Asking God to heal the sick is not vastly different from asking Him to get your child into bed. In neither case is anything likely to happen. We can now understand why miraculous healings are so rare today in contrast to the Book of Acts. In Acts, the disciples were constantly preaching the gospel and healing the sick to bring souls into the Kingdom. Healings are rare in the Church today simply because we have failed to obey Christ’s command to heal the sick as we proclaim the gospel to the lost.
Why have we failed to heal the sick? Cessationism notwithstanding, we have failed to heal the sick and cast out demons generally because we lack faith (Matthew 17:14-20). The disciples’ failure to heal the boy with the epileptic demon elicited a stinging public rebuke from Jesus. He clearly expected them to be able to do the miracle in his name, and when they failed, he was visibly upset and disappointed.

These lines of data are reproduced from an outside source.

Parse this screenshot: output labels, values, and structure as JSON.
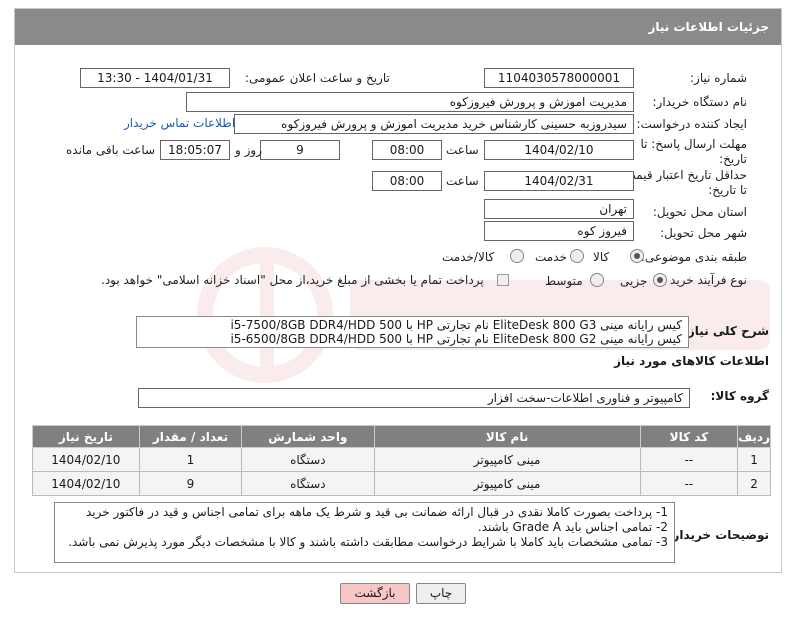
{
  "header": {
    "title": "جزئیات اطلاعات نیاز"
  },
  "form": {
    "need_number_label": "شماره نیاز:",
    "need_number": "1104030578000001",
    "announce_label": "تاریخ و ساعت اعلان عمومی:",
    "announce_value": "1404/01/31 - 13:30",
    "buyer_org_label": "نام دستگاه خریدار:",
    "buyer_org": "مدیریت اموزش و پرورش فیروزکوه",
    "requester_label": "ایجاد کننده درخواست:",
    "requester": "سیدروزبه حسینی کارشناس خرید مدیریت اموزش و پرورش فیروزکوه",
    "buyer_contact_link": "اطلاعات تماس خریدار",
    "reply_deadline_label": "مهلت ارسال پاسخ: تا تاریخ:",
    "reply_date": "1404/02/10",
    "time_label": "ساعت",
    "reply_time": "08:00",
    "days_value": "9",
    "days_and_label": "روز و",
    "remaining_time": "18:05:07",
    "remaining_label": "ساعت باقی مانده",
    "price_validity_label": "حداقل تاریخ اعتبار قیمت: تا تاریخ:",
    "validity_date": "1404/02/31",
    "validity_time": "08:00",
    "delivery_province_label": "استان محل تحویل:",
    "delivery_province": "تهران",
    "delivery_city_label": "شهر محل تحویل:",
    "delivery_city": "فیروز کوه",
    "category_label": "طبقه بندی موضوعی:",
    "category_options": [
      "کالا",
      "خدمت",
      "کالا/خدمت"
    ],
    "process_label": "نوع فرآیند خرید :",
    "process_options": [
      "جزیی",
      "متوسط"
    ],
    "payment_note": "پرداخت تمام یا بخشی از مبلغ خرید،از محل \"اسناد خزانه اسلامی\" خواهد بود."
  },
  "summary": {
    "label": "شرح کلی نیاز:",
    "lines": [
      "کیس رایانه مینی EliteDesk 800 G3 نام تجارتی HP با i5-7500/8GB DDR4/HDD 500",
      "کیس رایانه مینی EliteDesk 800 G2 نام تجارتی HP با i5-6500/8GB DDR4/HDD 500"
    ]
  },
  "goods": {
    "section_title": "اطلاعات کالاهای مورد نیاز",
    "group_label": "گروه کالا:",
    "group_value": "کامپیوتر و فناوری اطلاعات-سخت افزار",
    "columns": [
      "ردیف",
      "کد کالا",
      "نام کالا",
      "واحد شمارش",
      "تعداد / مقدار",
      "تاریخ نیاز"
    ],
    "rows": [
      [
        "1",
        "--",
        "مینی کامپیوتر",
        "دستگاه",
        "1",
        "1404/02/10"
      ],
      [
        "2",
        "--",
        "مینی کامپیوتر",
        "دستگاه",
        "9",
        "1404/02/10"
      ]
    ]
  },
  "notes": {
    "label": "توضیحات خریدار:",
    "lines": [
      "1- پرداخت بصورت کاملا نقدی در قبال ارائه ضمانت بی قید و شرط یک ماهه برای تمامی اجناس و قید در فاکتور خرید",
      "2- تمامی اجناس باید Grade A باشند.",
      "3- تمامی مشخصات باید کاملا با شرایط درخواست مطابقت داشته باشند و کالا با مشخصات دیگر مورد پذیرش نمی باشد."
    ]
  },
  "buttons": {
    "print": "چاپ",
    "back": "بازگشت"
  },
  "colors": {
    "header_bg": "#8a8a8a",
    "link": "#1a5fb4",
    "back_btn_bg": "#f7c7c7",
    "print_btn_bg": "#eeeeee"
  }
}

According to the theology of weakness, we would expect Jesus to have been pleased or at least certainly not frustrated upon hearing that his disciples had failed due to their weak faith. Did not their weakness bring glory to God? Didn’t their weakness make them strong in God’s sight? No, because of their weak faith, the demon continued to torment the boy and God was not glorified and Jesus was not pleased. (One cannot argue convincingly that their failure brought Jesus into the picture to promptly heal the boy and thus bring glory to himself. Jesus was in the very process of training his disciples to do the works that he did, and was obviously hoping it was successful.)
Failures in ministry or our personal life due to lack of faith do not in themselves glorify God. This is twisted pseudo-spirituality at its best. Yes, to the glory of God we can be forgiven or restored, but our failures in themselves are generally just that in God’s sight. Lack of faith leading to sin or failure do not glorify or please God.

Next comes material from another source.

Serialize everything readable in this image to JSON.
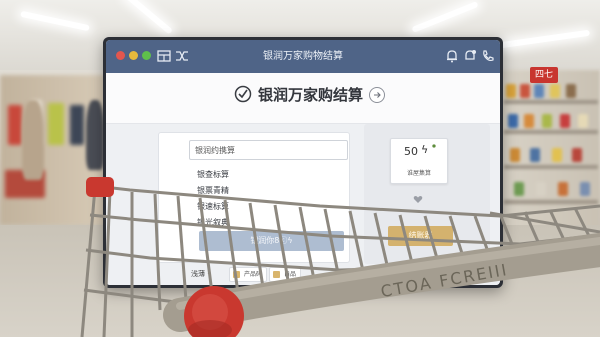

Hebrews 11:6 And without faith it is impossible to please God…
God is glorified and pleased when by faith His Church uses the authority entrusted to her to obey His commands successfully. Among other things, He commands us to proclaim the Kingdom of God, heal the sick, cast out demons, and make disciples of all nations. We do not ask the Lord to come down from heaven to proclaim the gospel and disciple all nations. That is clearly our job. Why therefore do we ask Him to heal the sick and cast out demons, and after that do nothing but wait on Him?
It is time for the Church to revisit and reconsider the theology of weakness that has paralyzed her and contributed to her failure to complete the Great Commission a very long two thousand years after Christ gave us that mandate.